A woman’s body goes through many changes during the nine months of pregnancy. Some are expected like nausea in the early months, weight gain (of course), and certain crazy cravings. When you notice something unexpected or concerning, don’t ever hesitate to contact Women’s Care. There are certain symptoms during pregnancy that warrant a conversation with your doctor or even a trip to the ER.
Because we are still learning about COVID-19 and how it spreads, the risk to pregnant women, the fetus, and infants remains inconclusive. Research is ongoing, but here is what you should know now about COVID-19, pregnancy, and breastfeeding.
Even the most confident woman can suddenly panic when told she is pregnant. Whether it was a planned event or a surprise, from this moment unknown insecurities seem to take over, and you are suddenly afraid like never before. What is pregnancy anxiety and how can you cope with it?
If you’re new at this breastfeeding thing, it’s certainly worth taking some time to review this advice from others who have gone through it themselves and have a few tips to share.
Please be advised that Women’s Care OBGYN will feature special holiday hours at both of our office locations.
You may have seen the term “BRCA 1 and BRCA 2 testing” being used in regards to a person’s risk for breast cancer, but are you unsure about what it means?
Birth defects are more common than you may think. In fact, about 1 in 33 babies born in the US has a birth defect, according to the CDC.
We have all heard the stories about how incredibly painful it is to give birth, but that hasn’t stopped a large number of women in recent years from deciding on a more holistic approach to the process.
If you have been confused in the past by changes in breast cancer screening guidelines, buckle up! Recently, more changes have been passed down as guidelines, so it’s important to make sure you’re knowledgeable.
There is no simple answer to the question how much is too much weight to gain during pregnancy.
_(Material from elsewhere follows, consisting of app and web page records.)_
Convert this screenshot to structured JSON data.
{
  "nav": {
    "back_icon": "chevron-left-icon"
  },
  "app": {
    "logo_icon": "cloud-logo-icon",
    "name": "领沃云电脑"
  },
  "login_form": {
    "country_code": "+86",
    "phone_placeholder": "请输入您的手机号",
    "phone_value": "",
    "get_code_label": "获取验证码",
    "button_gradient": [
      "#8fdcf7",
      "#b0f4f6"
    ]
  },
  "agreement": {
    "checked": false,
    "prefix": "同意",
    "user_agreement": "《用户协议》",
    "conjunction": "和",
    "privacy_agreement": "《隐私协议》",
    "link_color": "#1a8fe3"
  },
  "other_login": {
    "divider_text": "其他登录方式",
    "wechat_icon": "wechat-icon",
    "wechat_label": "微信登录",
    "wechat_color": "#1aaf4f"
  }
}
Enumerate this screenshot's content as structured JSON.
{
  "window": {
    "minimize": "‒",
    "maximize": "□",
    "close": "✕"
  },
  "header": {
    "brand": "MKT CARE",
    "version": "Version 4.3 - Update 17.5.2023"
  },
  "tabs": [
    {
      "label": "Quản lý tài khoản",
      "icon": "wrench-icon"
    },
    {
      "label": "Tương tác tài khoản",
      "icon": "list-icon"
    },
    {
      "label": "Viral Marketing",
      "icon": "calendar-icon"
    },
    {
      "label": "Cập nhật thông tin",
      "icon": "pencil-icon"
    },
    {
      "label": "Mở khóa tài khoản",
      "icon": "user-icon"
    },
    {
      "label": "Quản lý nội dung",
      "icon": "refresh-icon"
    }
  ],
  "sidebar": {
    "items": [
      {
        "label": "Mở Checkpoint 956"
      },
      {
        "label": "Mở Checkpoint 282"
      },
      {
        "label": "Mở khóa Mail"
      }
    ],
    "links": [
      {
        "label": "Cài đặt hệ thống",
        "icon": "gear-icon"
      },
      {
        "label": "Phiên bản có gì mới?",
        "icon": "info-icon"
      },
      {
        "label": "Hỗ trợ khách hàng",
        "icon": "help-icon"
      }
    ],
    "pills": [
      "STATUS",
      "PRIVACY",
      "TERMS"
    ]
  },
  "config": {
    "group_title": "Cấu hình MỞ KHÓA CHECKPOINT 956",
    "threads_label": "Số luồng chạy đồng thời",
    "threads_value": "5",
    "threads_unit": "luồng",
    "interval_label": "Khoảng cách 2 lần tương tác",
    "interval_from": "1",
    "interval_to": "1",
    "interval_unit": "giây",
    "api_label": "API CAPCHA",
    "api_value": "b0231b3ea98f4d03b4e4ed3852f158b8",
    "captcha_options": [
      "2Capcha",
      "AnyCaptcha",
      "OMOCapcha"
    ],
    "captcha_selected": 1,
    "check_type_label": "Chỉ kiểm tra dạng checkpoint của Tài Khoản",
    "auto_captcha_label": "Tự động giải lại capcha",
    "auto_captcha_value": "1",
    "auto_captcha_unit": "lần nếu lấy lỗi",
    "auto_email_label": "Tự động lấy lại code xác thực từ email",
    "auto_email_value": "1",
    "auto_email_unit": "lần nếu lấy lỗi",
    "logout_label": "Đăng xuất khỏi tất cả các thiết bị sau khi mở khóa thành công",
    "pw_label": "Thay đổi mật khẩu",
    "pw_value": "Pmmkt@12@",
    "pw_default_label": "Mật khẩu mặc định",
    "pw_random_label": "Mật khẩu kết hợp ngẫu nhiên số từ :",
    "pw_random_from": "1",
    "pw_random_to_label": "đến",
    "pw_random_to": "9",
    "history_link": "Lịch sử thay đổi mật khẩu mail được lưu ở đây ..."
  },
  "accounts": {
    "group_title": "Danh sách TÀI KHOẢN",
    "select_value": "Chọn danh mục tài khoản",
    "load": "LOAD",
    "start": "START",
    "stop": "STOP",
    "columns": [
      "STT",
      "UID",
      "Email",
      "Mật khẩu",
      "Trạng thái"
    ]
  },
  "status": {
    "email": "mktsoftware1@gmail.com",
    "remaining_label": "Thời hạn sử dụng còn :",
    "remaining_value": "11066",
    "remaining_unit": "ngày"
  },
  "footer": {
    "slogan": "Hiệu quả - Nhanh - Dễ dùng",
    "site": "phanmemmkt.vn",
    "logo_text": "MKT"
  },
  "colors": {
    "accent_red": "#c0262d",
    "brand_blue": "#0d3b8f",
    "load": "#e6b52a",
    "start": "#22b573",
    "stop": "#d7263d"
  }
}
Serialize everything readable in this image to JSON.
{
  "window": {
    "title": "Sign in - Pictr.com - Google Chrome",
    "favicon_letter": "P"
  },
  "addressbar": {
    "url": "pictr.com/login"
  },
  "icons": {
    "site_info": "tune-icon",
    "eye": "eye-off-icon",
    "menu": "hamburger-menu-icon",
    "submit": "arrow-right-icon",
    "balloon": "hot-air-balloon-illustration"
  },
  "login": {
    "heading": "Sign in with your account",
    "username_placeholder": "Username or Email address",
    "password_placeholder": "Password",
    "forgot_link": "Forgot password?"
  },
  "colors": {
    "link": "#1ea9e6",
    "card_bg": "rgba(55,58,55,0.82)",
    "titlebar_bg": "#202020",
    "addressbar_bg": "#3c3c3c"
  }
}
One should qualify the question for YOU. That number entirely depends on each woman and her weight pre-pregnancy.